WORK INSTRUCTION: Copy each line of the listing that includes "Woods".

PROVIDED MATERIAL:
────────────────────────────────────────

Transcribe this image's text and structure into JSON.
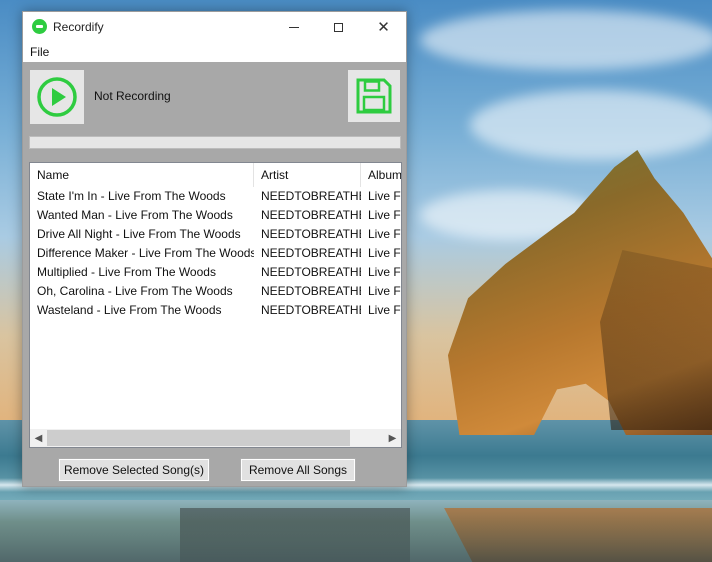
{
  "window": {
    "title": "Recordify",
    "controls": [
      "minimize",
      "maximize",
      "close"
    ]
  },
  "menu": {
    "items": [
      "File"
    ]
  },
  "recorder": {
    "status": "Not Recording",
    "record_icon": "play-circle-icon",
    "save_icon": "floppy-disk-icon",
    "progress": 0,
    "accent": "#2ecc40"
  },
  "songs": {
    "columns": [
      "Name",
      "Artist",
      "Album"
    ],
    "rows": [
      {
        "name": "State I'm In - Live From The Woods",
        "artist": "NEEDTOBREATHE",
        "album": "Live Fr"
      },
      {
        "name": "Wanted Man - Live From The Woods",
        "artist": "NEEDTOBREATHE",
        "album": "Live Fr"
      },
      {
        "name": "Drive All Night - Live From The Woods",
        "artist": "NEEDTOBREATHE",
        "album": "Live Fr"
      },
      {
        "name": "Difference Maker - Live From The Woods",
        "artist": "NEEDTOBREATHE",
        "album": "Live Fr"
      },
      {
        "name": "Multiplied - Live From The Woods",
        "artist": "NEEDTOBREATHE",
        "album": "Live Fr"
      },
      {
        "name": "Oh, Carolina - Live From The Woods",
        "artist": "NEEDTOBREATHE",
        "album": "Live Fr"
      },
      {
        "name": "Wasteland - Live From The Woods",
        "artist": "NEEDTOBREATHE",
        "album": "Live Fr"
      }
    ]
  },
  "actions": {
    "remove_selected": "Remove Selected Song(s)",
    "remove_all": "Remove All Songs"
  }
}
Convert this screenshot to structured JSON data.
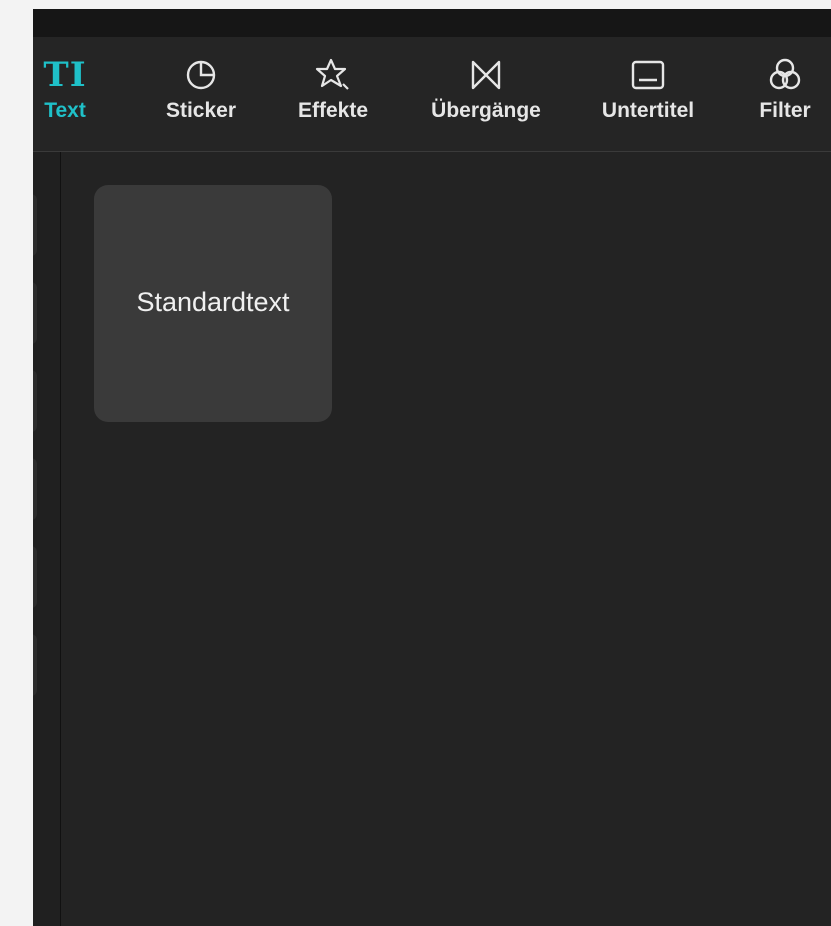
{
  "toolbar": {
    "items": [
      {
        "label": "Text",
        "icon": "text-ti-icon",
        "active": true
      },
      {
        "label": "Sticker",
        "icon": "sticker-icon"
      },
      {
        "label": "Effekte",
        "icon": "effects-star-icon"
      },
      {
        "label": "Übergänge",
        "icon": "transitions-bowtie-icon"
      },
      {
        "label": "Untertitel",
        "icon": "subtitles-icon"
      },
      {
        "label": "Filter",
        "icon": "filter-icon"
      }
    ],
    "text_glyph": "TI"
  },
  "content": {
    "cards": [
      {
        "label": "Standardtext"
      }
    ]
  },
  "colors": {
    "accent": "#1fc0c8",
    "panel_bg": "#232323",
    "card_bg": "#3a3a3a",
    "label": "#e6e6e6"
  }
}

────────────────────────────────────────

RESPONSE AREA:
        "name": "State I'm In - Live From The Woods",
        "name": "Wanted Man - Live From The Woods",
        "name": "Drive All Night - Live From The Woods",
        "name": "Difference Maker - Live From The Woods",
        "name": "Multiplied - Live From The Woods",
        "name": "Oh, Carolina - Live From The Woods",
        "name": "Wasteland - Live From The Woods",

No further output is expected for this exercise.